EXERCISE AIM => What lines in the data below mention the string "this"? Copy them out.

ENTRIES SHOWN section start

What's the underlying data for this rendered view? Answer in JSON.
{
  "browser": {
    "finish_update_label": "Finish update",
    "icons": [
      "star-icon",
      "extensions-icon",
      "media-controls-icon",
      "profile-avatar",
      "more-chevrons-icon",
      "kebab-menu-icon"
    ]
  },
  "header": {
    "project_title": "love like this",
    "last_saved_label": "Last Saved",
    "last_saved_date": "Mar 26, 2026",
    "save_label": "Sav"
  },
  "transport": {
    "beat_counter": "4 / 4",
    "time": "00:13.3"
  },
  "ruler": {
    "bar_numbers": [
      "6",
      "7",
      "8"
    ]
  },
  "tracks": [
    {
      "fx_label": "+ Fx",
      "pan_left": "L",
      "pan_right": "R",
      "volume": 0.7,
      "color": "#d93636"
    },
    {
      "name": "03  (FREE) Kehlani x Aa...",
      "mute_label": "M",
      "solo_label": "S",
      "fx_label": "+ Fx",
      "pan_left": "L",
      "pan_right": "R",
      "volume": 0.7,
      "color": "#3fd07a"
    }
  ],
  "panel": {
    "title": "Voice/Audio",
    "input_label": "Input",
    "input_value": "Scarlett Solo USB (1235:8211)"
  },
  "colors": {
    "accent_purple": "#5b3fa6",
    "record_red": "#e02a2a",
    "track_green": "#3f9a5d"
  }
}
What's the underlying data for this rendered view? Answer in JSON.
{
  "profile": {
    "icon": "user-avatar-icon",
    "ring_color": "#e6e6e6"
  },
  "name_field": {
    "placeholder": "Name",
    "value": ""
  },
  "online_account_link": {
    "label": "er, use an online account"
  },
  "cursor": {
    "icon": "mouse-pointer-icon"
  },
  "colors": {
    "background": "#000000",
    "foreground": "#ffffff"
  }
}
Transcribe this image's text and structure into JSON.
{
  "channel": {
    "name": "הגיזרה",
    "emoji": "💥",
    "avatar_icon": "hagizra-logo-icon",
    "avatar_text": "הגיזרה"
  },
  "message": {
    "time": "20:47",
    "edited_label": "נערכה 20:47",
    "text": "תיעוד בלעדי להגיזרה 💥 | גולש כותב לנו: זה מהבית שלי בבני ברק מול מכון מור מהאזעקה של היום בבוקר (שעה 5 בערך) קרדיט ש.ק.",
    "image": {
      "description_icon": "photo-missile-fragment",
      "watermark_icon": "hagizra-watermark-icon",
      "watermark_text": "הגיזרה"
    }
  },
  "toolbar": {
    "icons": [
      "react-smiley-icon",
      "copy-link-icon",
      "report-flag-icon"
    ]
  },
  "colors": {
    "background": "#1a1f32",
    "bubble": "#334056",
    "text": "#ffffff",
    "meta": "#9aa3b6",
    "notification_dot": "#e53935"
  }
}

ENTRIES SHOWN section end

EXERCISE RESULT =>
What's the underlying data for this rendered view? Answer in JSON.
    "project_title": "love like this",
What's the underlying data for this rendered view? Answer in JSON.
Transcribe this image's text and structure into JSON.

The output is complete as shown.